• TASK STATEMENT: Copy out all the lines in the records that include the word "Smart".

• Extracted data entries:
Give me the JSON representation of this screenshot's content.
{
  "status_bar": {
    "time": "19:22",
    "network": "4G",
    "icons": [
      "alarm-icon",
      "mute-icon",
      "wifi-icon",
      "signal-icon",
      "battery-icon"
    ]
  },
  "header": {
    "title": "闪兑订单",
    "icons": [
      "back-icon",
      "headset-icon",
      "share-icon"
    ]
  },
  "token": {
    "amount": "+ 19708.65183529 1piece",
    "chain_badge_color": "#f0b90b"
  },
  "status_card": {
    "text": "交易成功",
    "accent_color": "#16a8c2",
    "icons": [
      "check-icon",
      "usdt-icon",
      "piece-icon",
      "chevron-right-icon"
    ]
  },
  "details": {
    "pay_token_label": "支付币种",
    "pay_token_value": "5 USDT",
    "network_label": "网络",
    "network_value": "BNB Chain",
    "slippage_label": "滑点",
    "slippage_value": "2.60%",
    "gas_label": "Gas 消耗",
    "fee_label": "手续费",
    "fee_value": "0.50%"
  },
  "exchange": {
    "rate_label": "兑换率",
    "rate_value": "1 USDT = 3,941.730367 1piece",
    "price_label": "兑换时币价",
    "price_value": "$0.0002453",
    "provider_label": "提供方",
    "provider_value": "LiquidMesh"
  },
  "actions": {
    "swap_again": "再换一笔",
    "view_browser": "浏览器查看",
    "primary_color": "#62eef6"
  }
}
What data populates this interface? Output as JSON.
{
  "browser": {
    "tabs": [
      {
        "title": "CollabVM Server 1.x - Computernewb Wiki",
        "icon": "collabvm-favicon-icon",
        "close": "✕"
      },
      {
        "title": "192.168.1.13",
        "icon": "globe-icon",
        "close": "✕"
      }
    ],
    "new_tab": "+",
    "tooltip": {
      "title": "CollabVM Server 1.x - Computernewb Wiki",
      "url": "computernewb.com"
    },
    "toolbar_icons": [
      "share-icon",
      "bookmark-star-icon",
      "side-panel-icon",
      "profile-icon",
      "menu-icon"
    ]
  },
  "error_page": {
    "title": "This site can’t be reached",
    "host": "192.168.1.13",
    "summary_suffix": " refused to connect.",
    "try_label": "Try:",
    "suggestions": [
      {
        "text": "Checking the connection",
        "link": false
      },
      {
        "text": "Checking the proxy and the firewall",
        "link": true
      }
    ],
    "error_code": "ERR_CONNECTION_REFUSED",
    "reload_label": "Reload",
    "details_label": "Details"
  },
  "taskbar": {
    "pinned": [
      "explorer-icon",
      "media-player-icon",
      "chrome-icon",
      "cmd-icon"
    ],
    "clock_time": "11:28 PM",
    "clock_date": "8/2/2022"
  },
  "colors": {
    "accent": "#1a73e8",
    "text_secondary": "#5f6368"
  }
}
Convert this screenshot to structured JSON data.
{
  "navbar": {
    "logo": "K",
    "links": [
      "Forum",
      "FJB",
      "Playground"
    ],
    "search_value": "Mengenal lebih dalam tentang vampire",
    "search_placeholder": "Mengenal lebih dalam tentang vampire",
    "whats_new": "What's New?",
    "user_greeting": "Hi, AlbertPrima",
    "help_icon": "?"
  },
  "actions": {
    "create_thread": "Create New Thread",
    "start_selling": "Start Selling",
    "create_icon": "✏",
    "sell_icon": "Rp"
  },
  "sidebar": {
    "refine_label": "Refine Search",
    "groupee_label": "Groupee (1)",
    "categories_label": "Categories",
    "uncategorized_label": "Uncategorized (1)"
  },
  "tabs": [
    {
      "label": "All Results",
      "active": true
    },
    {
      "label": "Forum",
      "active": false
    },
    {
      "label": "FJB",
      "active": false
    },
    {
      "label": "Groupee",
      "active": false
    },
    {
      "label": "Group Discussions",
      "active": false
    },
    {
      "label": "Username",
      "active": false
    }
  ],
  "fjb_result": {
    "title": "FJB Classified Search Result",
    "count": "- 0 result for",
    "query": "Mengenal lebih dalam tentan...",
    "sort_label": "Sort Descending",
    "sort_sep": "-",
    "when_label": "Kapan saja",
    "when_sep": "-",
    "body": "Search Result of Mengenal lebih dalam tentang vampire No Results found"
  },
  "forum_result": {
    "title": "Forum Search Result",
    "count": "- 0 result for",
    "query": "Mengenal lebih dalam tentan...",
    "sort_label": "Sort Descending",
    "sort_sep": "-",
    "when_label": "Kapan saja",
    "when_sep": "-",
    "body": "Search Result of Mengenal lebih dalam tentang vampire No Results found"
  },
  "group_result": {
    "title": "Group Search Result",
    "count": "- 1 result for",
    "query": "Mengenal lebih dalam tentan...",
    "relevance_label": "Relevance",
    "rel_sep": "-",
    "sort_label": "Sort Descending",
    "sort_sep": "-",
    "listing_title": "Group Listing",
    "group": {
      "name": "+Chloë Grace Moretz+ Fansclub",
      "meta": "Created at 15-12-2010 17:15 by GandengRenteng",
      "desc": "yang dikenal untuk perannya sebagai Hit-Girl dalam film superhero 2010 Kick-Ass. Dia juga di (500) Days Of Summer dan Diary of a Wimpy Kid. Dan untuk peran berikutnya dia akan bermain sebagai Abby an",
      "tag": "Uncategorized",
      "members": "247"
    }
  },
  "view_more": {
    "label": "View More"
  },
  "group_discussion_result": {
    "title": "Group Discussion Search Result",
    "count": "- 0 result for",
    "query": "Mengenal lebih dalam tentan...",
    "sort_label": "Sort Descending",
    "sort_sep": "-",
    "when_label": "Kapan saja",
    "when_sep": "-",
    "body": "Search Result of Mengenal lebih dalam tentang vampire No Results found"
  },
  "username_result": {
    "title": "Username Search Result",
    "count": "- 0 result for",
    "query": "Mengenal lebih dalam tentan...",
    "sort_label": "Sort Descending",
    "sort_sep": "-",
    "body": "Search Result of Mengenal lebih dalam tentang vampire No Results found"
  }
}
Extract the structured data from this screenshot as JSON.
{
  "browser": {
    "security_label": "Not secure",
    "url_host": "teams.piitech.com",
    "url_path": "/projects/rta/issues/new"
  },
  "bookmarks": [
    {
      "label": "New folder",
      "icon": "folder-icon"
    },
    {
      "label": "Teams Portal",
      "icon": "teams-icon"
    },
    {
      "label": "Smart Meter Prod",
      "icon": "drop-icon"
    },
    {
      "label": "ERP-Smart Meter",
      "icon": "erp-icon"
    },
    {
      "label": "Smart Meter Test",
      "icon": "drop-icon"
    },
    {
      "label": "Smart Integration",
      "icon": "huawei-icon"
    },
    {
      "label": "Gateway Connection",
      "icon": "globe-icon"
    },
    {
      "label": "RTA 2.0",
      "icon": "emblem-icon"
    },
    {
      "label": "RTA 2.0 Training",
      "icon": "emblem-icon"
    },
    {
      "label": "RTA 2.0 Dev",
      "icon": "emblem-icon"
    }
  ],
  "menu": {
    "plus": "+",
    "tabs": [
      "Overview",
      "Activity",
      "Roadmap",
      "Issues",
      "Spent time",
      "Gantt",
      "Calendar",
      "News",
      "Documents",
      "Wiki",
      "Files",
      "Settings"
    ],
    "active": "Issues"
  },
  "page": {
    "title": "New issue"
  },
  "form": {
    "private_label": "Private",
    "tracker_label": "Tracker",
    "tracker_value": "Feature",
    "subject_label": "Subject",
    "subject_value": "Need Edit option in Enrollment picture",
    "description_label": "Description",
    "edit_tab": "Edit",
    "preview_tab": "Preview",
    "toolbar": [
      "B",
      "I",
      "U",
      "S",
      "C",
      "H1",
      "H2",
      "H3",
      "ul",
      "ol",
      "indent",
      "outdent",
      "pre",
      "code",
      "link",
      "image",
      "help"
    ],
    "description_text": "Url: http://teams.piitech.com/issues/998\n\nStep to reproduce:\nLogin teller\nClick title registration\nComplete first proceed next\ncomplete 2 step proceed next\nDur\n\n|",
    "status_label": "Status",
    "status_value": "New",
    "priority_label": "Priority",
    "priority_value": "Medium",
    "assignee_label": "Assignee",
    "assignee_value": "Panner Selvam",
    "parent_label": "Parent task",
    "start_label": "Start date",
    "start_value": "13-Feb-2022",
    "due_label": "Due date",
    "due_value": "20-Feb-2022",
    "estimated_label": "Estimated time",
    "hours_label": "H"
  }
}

• REPLY TO THE TASK:
      "label": "Smart Meter Prod",
      "label": "ERP-Smart Meter",
      "label": "Smart Meter Test",
      "label": "Smart Integration",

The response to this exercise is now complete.